Well, I only meet them at the Freeride World Tour. I have to say that, since I have had the chance to do extraordinary things, I am sometimes looked upon by other riders, who do not necessarily understand the amount of work involved in these projects. At times I can sense a tone of resentment, although it may well be my own personal reaction. Jonathan “Douds” Charlet, for instance, is an excellent rider. He is also a mountain guide and he often prefers to devote his time to that. He is much stronger than me in the mountains, but he is a true mountaineer, whereas I see myself as mountaineer and a film person. You cannot excel at both disciplines.
How do you go about imagining ideas for your films?
It’s a joint effort among Guido, Tero and myself. I don’t impose my ideas. And I also think I don’t necessarily look at lines from a mountaineering perspective, as I often have a shooting scene in mind. I take aesthetics into consideration, as well. If I go to Antarctica, I don’t just try to ride the steepest or more difficult ones, but also the beautiful ones. Performance is relative and counts only up to a certain extent.
Of all the places you’ve been to, which is your favourite?
Antarctica, with the marvellous glaciers and the big spaces which define this magic land. You have extremely steep runs that end in the sea, the light is also very special.
And in Europe?
Well, I like the big north faces in the Alps around May. At that time, the people are gone and you have the place for yourself. I enjoy that a lot.

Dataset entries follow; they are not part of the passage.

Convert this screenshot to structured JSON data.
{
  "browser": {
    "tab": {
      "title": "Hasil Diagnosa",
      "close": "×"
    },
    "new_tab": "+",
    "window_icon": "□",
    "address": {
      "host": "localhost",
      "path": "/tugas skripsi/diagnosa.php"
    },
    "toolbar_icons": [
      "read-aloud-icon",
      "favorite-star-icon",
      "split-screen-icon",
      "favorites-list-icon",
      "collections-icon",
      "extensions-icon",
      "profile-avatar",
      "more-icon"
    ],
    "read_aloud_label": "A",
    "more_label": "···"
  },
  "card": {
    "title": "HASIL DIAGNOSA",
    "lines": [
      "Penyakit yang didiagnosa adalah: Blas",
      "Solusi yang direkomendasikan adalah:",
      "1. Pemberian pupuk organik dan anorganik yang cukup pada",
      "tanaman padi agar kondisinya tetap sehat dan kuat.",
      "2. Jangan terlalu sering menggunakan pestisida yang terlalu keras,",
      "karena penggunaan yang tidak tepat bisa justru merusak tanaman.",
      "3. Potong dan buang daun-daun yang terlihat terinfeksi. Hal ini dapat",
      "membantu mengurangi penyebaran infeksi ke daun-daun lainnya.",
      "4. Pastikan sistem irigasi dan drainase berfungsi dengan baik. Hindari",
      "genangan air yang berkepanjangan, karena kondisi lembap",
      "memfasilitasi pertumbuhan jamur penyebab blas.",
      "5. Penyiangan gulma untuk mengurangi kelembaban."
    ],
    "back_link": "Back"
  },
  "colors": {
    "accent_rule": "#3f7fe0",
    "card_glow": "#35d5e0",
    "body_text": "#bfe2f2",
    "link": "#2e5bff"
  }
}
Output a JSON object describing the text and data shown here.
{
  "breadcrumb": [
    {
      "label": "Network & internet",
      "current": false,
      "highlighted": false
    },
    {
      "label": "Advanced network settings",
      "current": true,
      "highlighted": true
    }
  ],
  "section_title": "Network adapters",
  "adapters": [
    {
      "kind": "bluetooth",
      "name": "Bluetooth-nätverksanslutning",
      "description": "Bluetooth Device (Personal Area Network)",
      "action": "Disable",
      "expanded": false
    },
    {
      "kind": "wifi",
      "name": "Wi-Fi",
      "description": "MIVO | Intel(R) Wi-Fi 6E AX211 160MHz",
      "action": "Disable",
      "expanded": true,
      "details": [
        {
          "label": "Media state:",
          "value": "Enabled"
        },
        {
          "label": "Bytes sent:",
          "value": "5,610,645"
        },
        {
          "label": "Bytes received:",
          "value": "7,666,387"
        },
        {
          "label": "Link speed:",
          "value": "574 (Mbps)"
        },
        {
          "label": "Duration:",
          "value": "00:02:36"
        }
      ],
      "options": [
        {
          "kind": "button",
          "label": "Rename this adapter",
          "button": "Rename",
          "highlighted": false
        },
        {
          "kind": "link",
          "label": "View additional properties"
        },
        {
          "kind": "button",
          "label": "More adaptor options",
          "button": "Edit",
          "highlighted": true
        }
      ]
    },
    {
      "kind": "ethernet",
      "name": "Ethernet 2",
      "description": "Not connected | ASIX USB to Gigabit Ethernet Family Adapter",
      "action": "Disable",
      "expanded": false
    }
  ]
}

What do you do in the summer?
I surf! I have a place by the beach and so I like doing that. It’s a good way of disconnecting from the mountains.
This is my Winter https://vimeo.com/31572650
White Noise https://vimeo.com/54230904
Mission Steeps https://vimeo.com/ondemand/missionsteeps/83574357
Mission Antarctic https://vimeo.com/ondemand/missionantarctic
Lives of the Artists http://www.youtube.com/watch?v=ohFcQ1dOE38)
Timeline Missions http://www.timelinemissions.com
Xavier is sponsored by Relentless Energy Drink, The North Face, Rossignol, Swatch, Smith Optics, Saint Lary, Deeluxe, ABS, RECCO